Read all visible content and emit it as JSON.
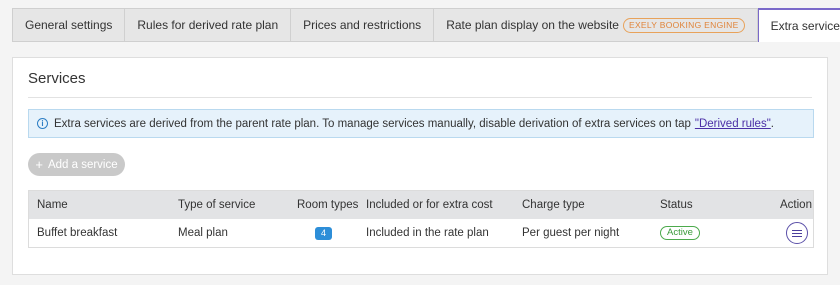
{
  "tabs": [
    {
      "label": "General settings"
    },
    {
      "label": "Rules for derived rate plan"
    },
    {
      "label": "Prices and restrictions"
    },
    {
      "label": "Rate plan display on the website",
      "badge": "EXELY BOOKING ENGINE"
    },
    {
      "label": "Extra services"
    }
  ],
  "active_tab": "Extra services",
  "panel": {
    "title": "Services",
    "info_text": "Extra services are derived from the parent rate plan. To manage services manually, disable derivation of extra services on tap",
    "info_link": "\"Derived rules\"",
    "info_suffix": ".",
    "add_button": "Add a service"
  },
  "table": {
    "columns": [
      "Name",
      "Type of service",
      "Room types",
      "Included or for extra cost",
      "Charge type",
      "Status",
      "Action"
    ],
    "rows": [
      {
        "name": "Buffet breakfast",
        "type": "Meal plan",
        "room_types": "4",
        "included": "Included in the rate plan",
        "charge_type": "Per guest per night",
        "status": "Active"
      }
    ]
  },
  "colors": {
    "accent": "#7a69c9",
    "info_bg": "#e6f2fb",
    "status_active": "#4caa4c",
    "badge_blue": "#2d8ed8"
  }
}
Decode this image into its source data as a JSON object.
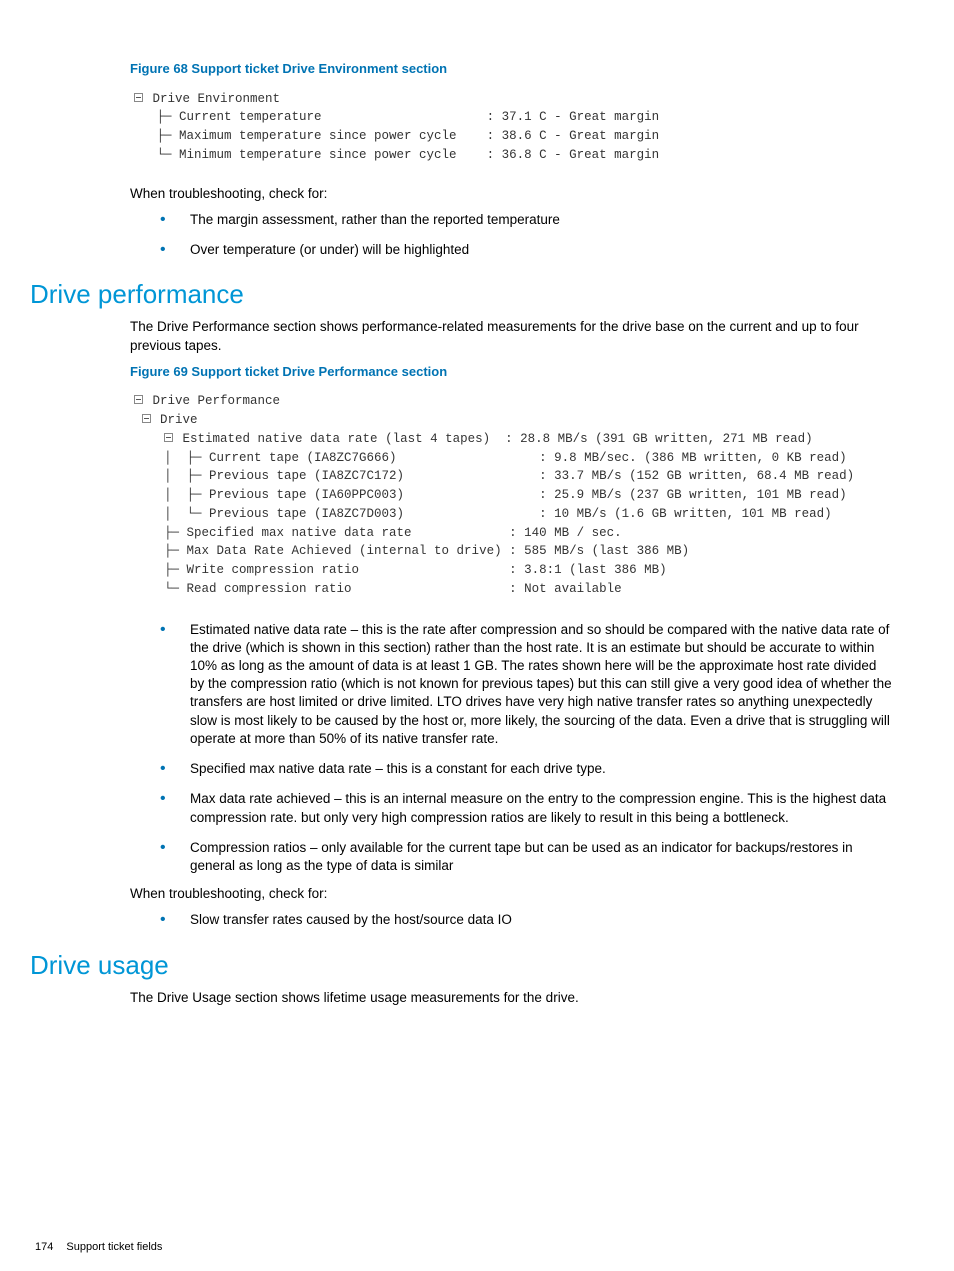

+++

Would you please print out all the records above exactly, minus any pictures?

**REPLY**
Read all visible content and emit it as JSON.
{
  "tabs": [
    {
      "label": "General settings"
    },
    {
      "label": "Rules for derived rate plan"
    },
    {
      "label": "Prices and restrictions"
    },
    {
      "label": "Rate plan display on the website",
      "badge": "EXELY BOOKING ENGINE"
    },
    {
      "label": "Extra services"
    }
  ],
  "active_tab": "Extra services",
  "panel": {
    "title": "Services",
    "info_text": "Extra services are derived from the parent rate plan. To manage services manually, disable derivation of extra services on tap",
    "info_link": "\"Derived rules\"",
    "info_suffix": ".",
    "add_button": "Add a service"
  },
  "table": {
    "columns": [
      "Name",
      "Type of service",
      "Room types",
      "Included or for extra cost",
      "Charge type",
      "Status",
      "Action"
    ],
    "rows": [
      {
        "name": "Buffet breakfast",
        "type": "Meal plan",
        "room_types": "4",
        "included": "Included in the rate plan",
        "charge_type": "Per guest per night",
        "status": "Active"
      }
    ]
  },
  "colors": {
    "accent": "#7a69c9",
    "info_bg": "#e6f2fb",
    "status_active": "#4caa4c",
    "badge_blue": "#2d8ed8"
  }
}
Decode this image into its source data as a JSON object.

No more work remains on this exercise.